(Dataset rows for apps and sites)
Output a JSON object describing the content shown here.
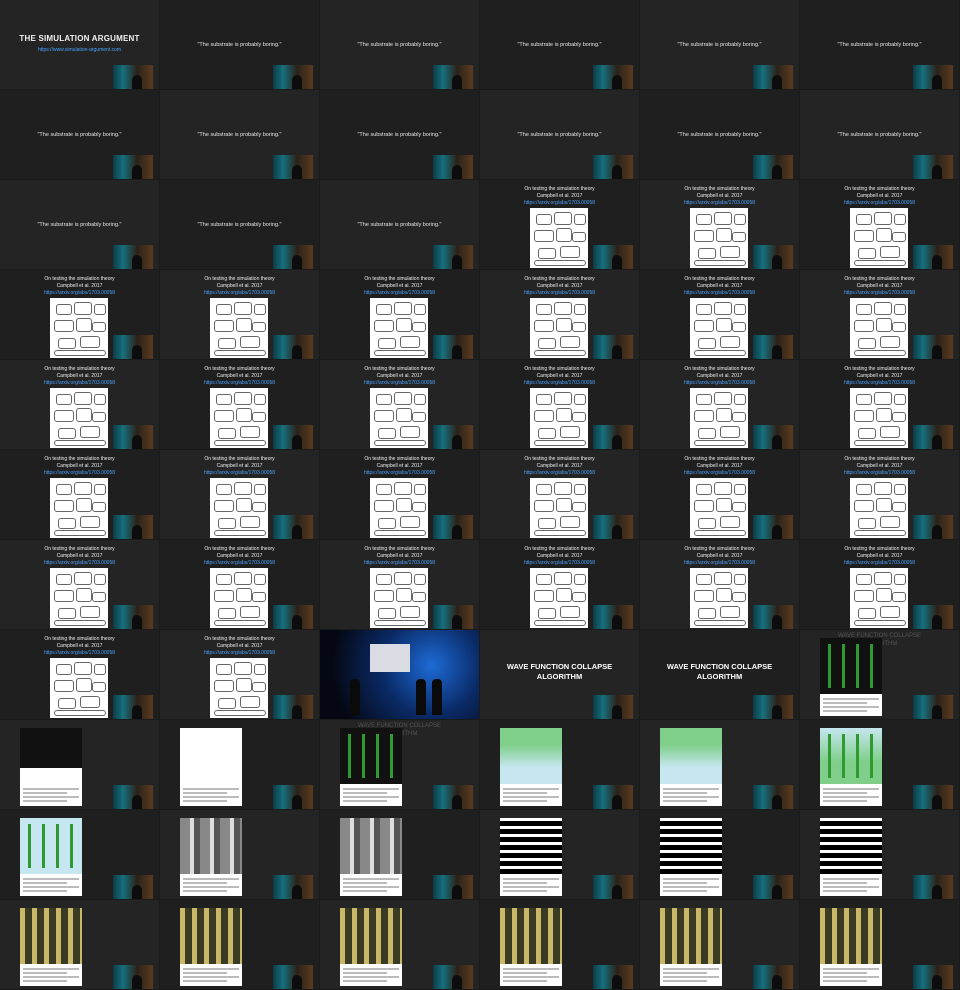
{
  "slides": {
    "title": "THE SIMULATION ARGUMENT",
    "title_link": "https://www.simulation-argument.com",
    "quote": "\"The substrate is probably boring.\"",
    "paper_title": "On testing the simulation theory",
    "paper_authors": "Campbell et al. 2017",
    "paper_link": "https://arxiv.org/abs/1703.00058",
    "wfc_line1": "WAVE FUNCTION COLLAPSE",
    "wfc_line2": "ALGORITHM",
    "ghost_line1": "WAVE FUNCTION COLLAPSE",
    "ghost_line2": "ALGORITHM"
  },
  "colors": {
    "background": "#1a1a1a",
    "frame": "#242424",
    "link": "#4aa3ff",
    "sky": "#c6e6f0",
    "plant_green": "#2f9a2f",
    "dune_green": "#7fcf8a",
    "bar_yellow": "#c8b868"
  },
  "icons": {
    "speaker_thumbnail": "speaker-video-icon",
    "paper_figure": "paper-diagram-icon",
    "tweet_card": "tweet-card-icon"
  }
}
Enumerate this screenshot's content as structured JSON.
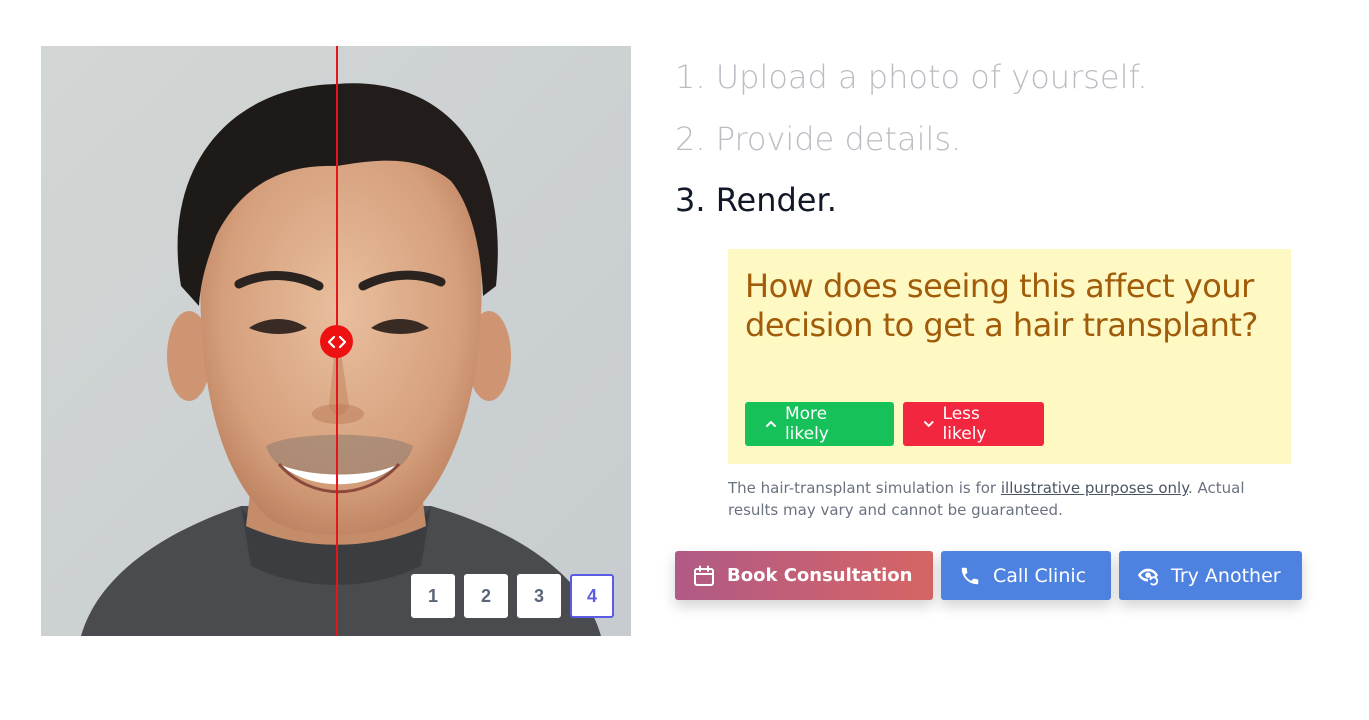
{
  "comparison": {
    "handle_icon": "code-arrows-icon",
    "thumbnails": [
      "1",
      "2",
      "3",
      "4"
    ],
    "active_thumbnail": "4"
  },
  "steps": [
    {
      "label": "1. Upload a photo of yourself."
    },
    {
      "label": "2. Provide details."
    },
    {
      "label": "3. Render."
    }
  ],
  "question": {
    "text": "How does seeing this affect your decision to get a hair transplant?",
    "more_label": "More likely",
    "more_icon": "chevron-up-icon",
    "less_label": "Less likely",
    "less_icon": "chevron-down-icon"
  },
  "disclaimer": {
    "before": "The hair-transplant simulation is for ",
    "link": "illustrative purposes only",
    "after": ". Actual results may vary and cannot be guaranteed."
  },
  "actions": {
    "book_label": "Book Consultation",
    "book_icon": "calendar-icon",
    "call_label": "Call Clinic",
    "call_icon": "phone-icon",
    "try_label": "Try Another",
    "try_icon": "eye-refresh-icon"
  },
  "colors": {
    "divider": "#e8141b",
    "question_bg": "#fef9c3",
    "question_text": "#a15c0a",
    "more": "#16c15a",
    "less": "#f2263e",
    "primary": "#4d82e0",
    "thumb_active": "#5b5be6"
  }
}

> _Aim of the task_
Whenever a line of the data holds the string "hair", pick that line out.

> _Exercise solution_
    "text": "How does seeing this affect your decision to get a hair transplant?",
    "before": "The hair-transplant simulation is for ",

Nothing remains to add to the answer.